Ensure that a processor has exclusive access to a data item before it writes that item. Invalidates other copies on a write. It is by far the most common protocol. Exclusive access ensures that no other readable or writable copies of an item exist when the write occurs: All other cached copies of the item are invalidated.
An example of an invalidation protocol working on a snooping bus for a single cache block (X) with write-back cache.
The processor and memory contents show the value after the processor and bus activity have both completed. A blank indicates no activity or no copy cached. When the second miss by B occurs, processor A responds with the value canceling the response from memory. In addition, both the contents of B’s cache and the memory contents of X are updated.
Since the write requires exclusive access, any copy held by the reading processor must be invalidated (hence, the protocol name). Thus, when the read occurs, it misses in the cache and is forced to fetch a new copy of the data. For a write, we require that the writing processor have exclusive access, preventing any other processor from being able to write simultaneously. If two processors do attempt to write the same data simultaneously, one of them wins the race, causing the other processor’s copy to be invalidated. For the other processor to complete its write, it must obtain a new copy of the data, which must now contain the updated value. Therefore, this protocol enforces write serialization.
Update all the cached copies of a data item when that item is written. Because a write update protocol must broadcast all writes to shared cache lines, it consumes considerably more bandwidth. For this reason, recent multiprocessors have opted to implement a write invalidate protocol.
|Scenario/Metric||Write Invalidate||Write Brodcast|
|Multiple writes to same word||1 invalidation||Multiple write broadcast|
|Writes to different words in same cache block||1 invalidation||Multiple write broadcast|
|Delay between writing in one core and reading in another||Longer||Shorter|
What if the fourth processor activity is “Processor B updates X”, what will happen?
It will be similar to how Processor A writes X
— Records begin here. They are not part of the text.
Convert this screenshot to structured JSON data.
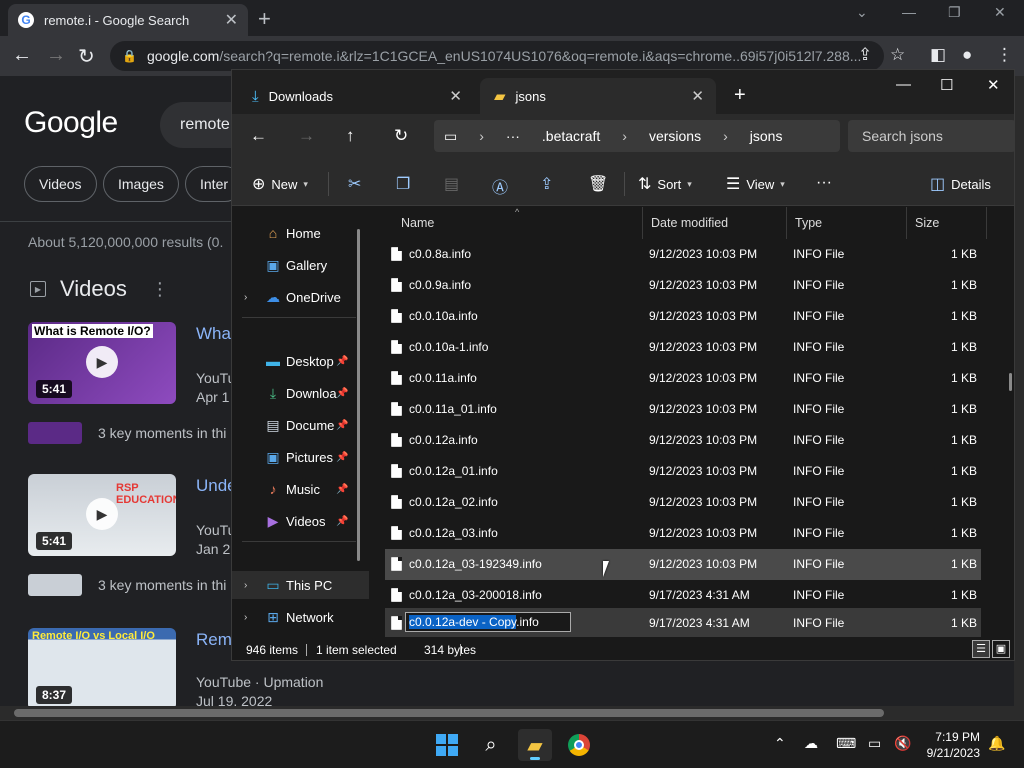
{
  "chrome": {
    "tab_title": "remote.i - Google Search",
    "url_domain": "google.com",
    "url_rest": "/search?q=remote.i&rlz=1C1GCEA_enUS1074US1076&oq=remote.i&aqs=chrome..69i57j0i512l7.288..."
  },
  "google": {
    "logo": "Google",
    "query": "remote",
    "chips": [
      "Videos",
      "Images",
      "Inter"
    ],
    "results_count": "About 5,120,000,000 results (0.",
    "videos_heading": "Videos",
    "videos": [
      {
        "thumb_caption": "What is Remote I/O?",
        "duration": "5:41",
        "title": "What",
        "source": "YouTu",
        "date": "Apr 1",
        "key_moments": "3 key moments in thi"
      },
      {
        "thumb_caption": "RSP EDUCATION",
        "duration": "5:41",
        "title": "Unde",
        "source": "YouTu",
        "date": "Jan 2",
        "key_moments": "3 key moments in thi"
      },
      {
        "thumb_caption": "Remote I/O vs Local I/O",
        "duration": "8:37",
        "title": "Rem",
        "source": "YouTube · Upmation",
        "date": "Jul 19, 2022"
      }
    ]
  },
  "explorer": {
    "tabs": [
      {
        "label": "Downloads"
      },
      {
        "label": "jsons"
      }
    ],
    "breadcrumb": [
      ".betacraft",
      "versions",
      "jsons"
    ],
    "search_placeholder": "Search jsons",
    "commands": {
      "new": "New",
      "sort": "Sort",
      "view": "View",
      "details": "Details"
    },
    "nav": {
      "home": "Home",
      "gallery": "Gallery",
      "onedrive": "OneDrive",
      "desktop": "Desktop",
      "downloads": "Downloa",
      "documents": "Docume",
      "pictures": "Pictures",
      "music": "Music",
      "videos": "Videos",
      "thispc": "This PC",
      "network": "Network"
    },
    "columns": {
      "name": "Name",
      "date": "Date modified",
      "type": "Type",
      "size": "Size"
    },
    "files": [
      {
        "name": "c0.0.8a.info",
        "date": "9/12/2023 10:03 PM",
        "type": "INFO File",
        "size": "1 KB"
      },
      {
        "name": "c0.0.9a.info",
        "date": "9/12/2023 10:03 PM",
        "type": "INFO File",
        "size": "1 KB"
      },
      {
        "name": "c0.0.10a.info",
        "date": "9/12/2023 10:03 PM",
        "type": "INFO File",
        "size": "1 KB"
      },
      {
        "name": "c0.0.10a-1.info",
        "date": "9/12/2023 10:03 PM",
        "type": "INFO File",
        "size": "1 KB"
      },
      {
        "name": "c0.0.11a.info",
        "date": "9/12/2023 10:03 PM",
        "type": "INFO File",
        "size": "1 KB"
      },
      {
        "name": "c0.0.11a_01.info",
        "date": "9/12/2023 10:03 PM",
        "type": "INFO File",
        "size": "1 KB"
      },
      {
        "name": "c0.0.12a.info",
        "date": "9/12/2023 10:03 PM",
        "type": "INFO File",
        "size": "1 KB"
      },
      {
        "name": "c0.0.12a_01.info",
        "date": "9/12/2023 10:03 PM",
        "type": "INFO File",
        "size": "1 KB"
      },
      {
        "name": "c0.0.12a_02.info",
        "date": "9/12/2023 10:03 PM",
        "type": "INFO File",
        "size": "1 KB"
      },
      {
        "name": "c0.0.12a_03.info",
        "date": "9/12/2023 10:03 PM",
        "type": "INFO File",
        "size": "1 KB"
      },
      {
        "name": "c0.0.12a_03-192349.info",
        "date": "9/12/2023 10:03 PM",
        "type": "INFO File",
        "size": "1 KB"
      },
      {
        "name": "c0.0.12a_03-200018.info",
        "date": "9/17/2023 4:31 AM",
        "type": "INFO File",
        "size": "1 KB"
      }
    ],
    "editing_row": {
      "name_selected": "c0.0.12a-dev - Copy",
      "name_ext": ".info",
      "date": "9/17/2023 4:31 AM",
      "type": "INFO File",
      "size": "1 KB"
    },
    "status": {
      "items": "946 items",
      "selected": "1 item selected",
      "bytes": "314 bytes"
    }
  },
  "taskbar": {
    "time": "7:19 PM",
    "date": "9/21/2023"
  }
}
– Processor B writes a 2 to X
– Invalidation for X
– A’s cache blank
– B’s cache 2
– Memory location still 1
On the next read by A, A’s cache and memory location gets updated to 2